Albert Schweitzer, OM (14 January 1875 – 4 September 1965) was a German—and later French—theologian, organist, philosopher, physician, and medical missionary in Africa, also known for his interpretive life of Jesus. He was born in the province of Alsace-Lorraine, at that time part of the German Empire. He considered himself French and wrote in French. Schweitzer, a Lutheran, challenged both the secular view of Jesus as depicted by historical-critical methodology current at his time in certain academic circles, as well as the traditional Christian view.

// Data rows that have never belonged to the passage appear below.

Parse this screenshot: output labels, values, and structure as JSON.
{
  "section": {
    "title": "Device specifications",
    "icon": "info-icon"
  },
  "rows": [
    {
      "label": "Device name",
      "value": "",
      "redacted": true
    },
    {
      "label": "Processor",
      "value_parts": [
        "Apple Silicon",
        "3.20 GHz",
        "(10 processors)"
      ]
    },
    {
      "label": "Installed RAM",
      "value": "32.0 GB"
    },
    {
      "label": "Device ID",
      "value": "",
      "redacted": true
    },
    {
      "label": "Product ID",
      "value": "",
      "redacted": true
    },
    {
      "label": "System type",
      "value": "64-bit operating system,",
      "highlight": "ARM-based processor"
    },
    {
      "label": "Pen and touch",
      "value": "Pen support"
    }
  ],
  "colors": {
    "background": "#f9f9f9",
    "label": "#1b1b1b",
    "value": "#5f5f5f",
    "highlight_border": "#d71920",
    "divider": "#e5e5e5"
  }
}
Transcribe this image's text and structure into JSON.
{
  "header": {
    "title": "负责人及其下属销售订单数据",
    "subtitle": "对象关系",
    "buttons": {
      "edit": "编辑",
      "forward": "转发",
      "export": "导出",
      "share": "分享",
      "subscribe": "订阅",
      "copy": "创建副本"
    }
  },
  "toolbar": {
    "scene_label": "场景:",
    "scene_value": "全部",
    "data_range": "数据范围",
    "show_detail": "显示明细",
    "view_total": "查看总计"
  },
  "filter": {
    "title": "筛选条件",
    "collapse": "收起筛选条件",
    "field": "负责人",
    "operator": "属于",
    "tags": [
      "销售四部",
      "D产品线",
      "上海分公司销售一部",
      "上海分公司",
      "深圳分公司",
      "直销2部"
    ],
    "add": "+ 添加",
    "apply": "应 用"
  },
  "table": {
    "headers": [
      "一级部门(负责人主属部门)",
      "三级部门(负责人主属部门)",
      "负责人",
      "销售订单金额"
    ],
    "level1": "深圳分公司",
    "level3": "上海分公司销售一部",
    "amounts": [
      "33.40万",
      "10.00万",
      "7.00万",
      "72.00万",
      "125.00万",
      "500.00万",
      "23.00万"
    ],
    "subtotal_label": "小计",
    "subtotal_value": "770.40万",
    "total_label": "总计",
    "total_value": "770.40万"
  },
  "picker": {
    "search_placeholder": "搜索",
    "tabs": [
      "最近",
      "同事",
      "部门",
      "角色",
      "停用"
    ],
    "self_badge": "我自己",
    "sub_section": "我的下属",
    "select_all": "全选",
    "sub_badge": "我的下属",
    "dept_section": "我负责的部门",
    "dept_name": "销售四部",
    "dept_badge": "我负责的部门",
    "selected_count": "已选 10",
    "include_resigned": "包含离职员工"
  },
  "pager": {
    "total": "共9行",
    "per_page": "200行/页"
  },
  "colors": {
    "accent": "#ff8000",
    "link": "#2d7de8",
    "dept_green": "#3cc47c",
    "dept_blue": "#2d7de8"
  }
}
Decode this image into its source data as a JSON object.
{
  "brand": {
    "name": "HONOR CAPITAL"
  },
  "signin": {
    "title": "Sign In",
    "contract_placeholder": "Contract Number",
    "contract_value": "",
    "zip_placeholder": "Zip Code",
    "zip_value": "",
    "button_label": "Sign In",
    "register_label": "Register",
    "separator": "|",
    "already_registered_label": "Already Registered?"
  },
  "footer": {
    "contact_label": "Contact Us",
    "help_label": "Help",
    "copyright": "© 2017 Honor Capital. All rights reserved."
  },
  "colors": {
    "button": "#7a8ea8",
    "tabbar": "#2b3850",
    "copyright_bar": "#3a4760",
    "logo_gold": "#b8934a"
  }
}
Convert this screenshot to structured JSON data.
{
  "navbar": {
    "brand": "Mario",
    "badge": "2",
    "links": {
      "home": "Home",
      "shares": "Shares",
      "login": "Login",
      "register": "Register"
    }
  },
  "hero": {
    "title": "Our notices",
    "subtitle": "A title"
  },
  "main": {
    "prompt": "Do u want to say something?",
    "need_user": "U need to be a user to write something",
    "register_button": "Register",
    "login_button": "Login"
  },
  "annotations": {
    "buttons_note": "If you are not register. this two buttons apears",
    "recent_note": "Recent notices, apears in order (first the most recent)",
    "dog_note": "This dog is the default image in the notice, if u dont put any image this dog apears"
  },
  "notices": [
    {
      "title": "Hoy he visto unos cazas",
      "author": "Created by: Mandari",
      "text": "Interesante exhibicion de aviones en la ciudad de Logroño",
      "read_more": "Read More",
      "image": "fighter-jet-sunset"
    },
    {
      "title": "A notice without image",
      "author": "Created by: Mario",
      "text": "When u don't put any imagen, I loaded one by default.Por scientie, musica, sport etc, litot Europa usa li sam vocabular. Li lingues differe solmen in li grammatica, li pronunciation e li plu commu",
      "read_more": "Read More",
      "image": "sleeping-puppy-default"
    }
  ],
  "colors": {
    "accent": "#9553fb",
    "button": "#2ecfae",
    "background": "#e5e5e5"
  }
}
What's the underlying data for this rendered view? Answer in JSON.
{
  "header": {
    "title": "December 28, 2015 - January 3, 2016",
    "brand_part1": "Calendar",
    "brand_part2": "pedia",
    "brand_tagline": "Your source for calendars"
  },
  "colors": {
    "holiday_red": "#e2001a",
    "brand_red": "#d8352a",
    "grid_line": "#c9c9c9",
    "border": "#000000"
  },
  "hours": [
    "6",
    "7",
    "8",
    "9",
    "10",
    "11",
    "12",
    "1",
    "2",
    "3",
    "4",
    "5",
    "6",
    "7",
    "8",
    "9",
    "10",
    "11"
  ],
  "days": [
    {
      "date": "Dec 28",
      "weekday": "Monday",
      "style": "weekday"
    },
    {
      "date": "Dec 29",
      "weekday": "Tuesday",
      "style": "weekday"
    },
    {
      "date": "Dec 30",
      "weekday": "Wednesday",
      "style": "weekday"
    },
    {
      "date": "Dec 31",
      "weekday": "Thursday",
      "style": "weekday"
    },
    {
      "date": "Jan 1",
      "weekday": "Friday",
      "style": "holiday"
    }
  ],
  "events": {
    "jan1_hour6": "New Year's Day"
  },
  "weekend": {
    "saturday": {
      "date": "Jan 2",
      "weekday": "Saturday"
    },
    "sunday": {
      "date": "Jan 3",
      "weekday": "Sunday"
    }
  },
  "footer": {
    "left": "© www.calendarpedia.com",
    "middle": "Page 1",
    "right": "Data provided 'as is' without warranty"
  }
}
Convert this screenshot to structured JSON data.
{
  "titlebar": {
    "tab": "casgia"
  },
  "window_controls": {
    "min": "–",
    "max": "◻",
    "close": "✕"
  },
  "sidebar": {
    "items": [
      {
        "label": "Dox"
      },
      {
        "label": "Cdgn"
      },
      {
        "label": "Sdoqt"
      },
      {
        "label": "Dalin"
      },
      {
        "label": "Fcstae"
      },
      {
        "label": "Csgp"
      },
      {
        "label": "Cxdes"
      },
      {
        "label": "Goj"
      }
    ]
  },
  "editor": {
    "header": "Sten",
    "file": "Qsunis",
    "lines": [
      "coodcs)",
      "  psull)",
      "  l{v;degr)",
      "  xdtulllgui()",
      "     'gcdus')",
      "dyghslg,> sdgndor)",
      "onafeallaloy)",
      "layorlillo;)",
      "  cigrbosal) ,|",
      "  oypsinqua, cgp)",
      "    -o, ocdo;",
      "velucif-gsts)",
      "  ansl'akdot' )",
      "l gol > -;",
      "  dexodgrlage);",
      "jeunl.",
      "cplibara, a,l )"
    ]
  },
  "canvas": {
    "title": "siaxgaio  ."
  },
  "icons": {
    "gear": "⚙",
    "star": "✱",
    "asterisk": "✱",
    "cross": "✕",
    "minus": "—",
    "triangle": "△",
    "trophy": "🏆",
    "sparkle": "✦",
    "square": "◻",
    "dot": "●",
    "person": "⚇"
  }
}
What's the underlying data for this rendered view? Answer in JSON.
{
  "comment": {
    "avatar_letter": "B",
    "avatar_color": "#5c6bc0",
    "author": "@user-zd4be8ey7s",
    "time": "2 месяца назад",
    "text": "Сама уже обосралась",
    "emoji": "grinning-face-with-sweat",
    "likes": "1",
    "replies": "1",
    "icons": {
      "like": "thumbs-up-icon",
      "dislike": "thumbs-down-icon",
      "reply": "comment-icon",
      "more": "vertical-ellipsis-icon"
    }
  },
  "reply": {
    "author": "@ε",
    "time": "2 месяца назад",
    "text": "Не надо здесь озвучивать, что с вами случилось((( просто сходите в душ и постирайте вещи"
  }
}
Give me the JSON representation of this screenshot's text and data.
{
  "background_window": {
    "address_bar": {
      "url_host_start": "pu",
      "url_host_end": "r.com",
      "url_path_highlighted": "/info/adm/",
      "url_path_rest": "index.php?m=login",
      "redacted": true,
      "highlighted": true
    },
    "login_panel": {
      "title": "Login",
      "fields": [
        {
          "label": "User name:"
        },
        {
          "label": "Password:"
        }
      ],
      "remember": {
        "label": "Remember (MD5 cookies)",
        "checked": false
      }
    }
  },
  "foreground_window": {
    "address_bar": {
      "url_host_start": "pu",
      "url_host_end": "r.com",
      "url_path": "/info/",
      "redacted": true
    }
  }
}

He received the 1952 Nobel Peace Prize for his philosophy of “Reverence for Life”, expressed in many ways, but most famously in founding and sustaining the Albert Schweitzer Hospital in Lambaréné, now in Gabon, west central Africa (then French Equatorial Africa). As a music scholar and organist, he studied the music of German composer Johann Sebastian Bach and influenced the Organ reform movement (Orgelbewegung).